Aim of the task>
Return every line of the listing exactly as written.
⟨
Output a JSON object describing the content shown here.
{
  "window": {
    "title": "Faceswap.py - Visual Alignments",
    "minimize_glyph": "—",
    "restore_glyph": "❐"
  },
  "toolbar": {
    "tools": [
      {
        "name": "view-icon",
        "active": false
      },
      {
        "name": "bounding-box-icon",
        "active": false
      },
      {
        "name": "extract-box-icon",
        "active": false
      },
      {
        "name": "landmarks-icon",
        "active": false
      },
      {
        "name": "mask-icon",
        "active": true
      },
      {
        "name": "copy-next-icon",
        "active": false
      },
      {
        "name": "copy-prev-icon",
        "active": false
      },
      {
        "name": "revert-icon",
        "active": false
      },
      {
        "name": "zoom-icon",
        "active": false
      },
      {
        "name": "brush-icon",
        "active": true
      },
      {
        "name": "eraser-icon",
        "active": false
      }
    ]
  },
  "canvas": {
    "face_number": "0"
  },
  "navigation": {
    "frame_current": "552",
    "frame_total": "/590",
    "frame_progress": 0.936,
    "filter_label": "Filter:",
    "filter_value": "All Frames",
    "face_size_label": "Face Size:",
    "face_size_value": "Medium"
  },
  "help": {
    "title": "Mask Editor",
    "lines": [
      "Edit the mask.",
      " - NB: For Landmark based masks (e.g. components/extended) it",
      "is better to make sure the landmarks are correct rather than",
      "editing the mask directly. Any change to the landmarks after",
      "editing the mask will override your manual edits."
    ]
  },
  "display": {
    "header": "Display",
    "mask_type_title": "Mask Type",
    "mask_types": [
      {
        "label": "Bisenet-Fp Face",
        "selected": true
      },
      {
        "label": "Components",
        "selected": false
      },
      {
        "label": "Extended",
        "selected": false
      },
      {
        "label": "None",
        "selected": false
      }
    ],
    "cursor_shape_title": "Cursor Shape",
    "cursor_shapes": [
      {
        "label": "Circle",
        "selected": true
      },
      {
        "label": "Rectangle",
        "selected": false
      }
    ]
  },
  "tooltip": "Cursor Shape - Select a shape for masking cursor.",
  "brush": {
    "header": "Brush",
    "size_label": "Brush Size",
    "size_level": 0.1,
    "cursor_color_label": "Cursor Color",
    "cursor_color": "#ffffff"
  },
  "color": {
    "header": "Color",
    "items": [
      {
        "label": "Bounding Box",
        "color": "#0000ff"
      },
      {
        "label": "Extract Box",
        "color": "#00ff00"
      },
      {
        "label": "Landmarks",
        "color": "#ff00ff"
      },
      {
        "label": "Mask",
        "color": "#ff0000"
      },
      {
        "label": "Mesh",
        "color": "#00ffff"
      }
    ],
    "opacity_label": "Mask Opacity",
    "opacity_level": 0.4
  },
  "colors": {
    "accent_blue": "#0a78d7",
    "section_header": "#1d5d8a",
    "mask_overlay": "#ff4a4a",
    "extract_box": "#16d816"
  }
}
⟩
Result of this exercise>
Output a JSON object describing the content shown here.
{
  "window": {
    "title": "Faceswap.py - Visual Alignments",
    "minimize_glyph": "—",
    "restore_glyph": "❐"
  },
  "toolbar": {
    "tools": [
      {
        "name": "view-icon",
        "active": false
      },
      {
        "name": "bounding-box-icon",
        "active": false
      },
      {
        "name": "extract-box-icon",
        "active": false
      },
      {
        "name": "landmarks-icon",
        "active": false
      },
      {
        "name": "mask-icon",
        "active": true
      },
      {
        "name": "copy-next-icon",
        "active": false
      },
      {
        "name": "copy-prev-icon",
        "active": false
      },
      {
        "name": "revert-icon",
        "active": false
      },
      {
        "name": "zoom-icon",
        "active": false
      },
      {
        "name": "brush-icon",
        "active": true
      },
      {
        "name": "eraser-icon",
        "active": false
      }
    ]
  },
  "canvas": {
    "face_number": "0"
  },
  "navigation": {
    "frame_current": "552",
    "frame_total": "/590",
    "frame_progress": 0.936,
    "filter_label": "Filter:",
    "filter_value": "All Frames",
    "face_size_label": "Face Size:",
    "face_size_value": "Medium"
  },
  "help": {
    "title": "Mask Editor",
    "lines": [
      "Edit the mask.",
      " - NB: For Landmark based masks (e.g. components/extended) it",
      "is better to make sure the landmarks are correct rather than",
      "editing the mask directly. Any change to the landmarks after",
      "editing the mask will override your manual edits."
    ]
  },
  "display": {
    "header": "Display",
    "mask_type_title": "Mask Type",
    "mask_types": [
      {
        "label": "Bisenet-Fp Face",
        "selected": true
      },
      {
        "label": "Components",
        "selected": false
      },
      {
        "label": "Extended",
        "selected": false
      },
      {
        "label": "None",
        "selected": false
      }
    ],
    "cursor_shape_title": "Cursor Shape",
    "cursor_shapes": [
      {
        "label": "Circle",
        "selected": true
      },
      {
        "label": "Rectangle",
        "selected": false
      }
    ]
  },
  "tooltip": "Cursor Shape - Select a shape for masking cursor.",
  "brush": {
    "header": "Brush",
    "size_label": "Brush Size",
    "size_level": 0.1,
    "cursor_color_label": "Cursor Color",
    "cursor_color": "#ffffff"
  },
  "color": {
    "header": "Color",
    "items": [
      {
        "label": "Bounding Box",
        "color": "#0000ff"
      },
      {
        "label": "Extract Box",
        "color": "#00ff00"
      },
      {
        "label": "Landmarks",
        "color": "#ff00ff"
      },
      {
        "label": "Mask",
        "color": "#ff0000"
      },
      {
        "label": "Mesh",
        "color": "#00ffff"
      }
    ],
    "opacity_label": "Mask Opacity",
    "opacity_level": 0.4
  },
  "colors": {
    "accent_blue": "#0a78d7",
    "section_header": "#1d5d8a",
    "mask_overlay": "#ff4a4a",
    "extract_box": "#16d816"
  }
}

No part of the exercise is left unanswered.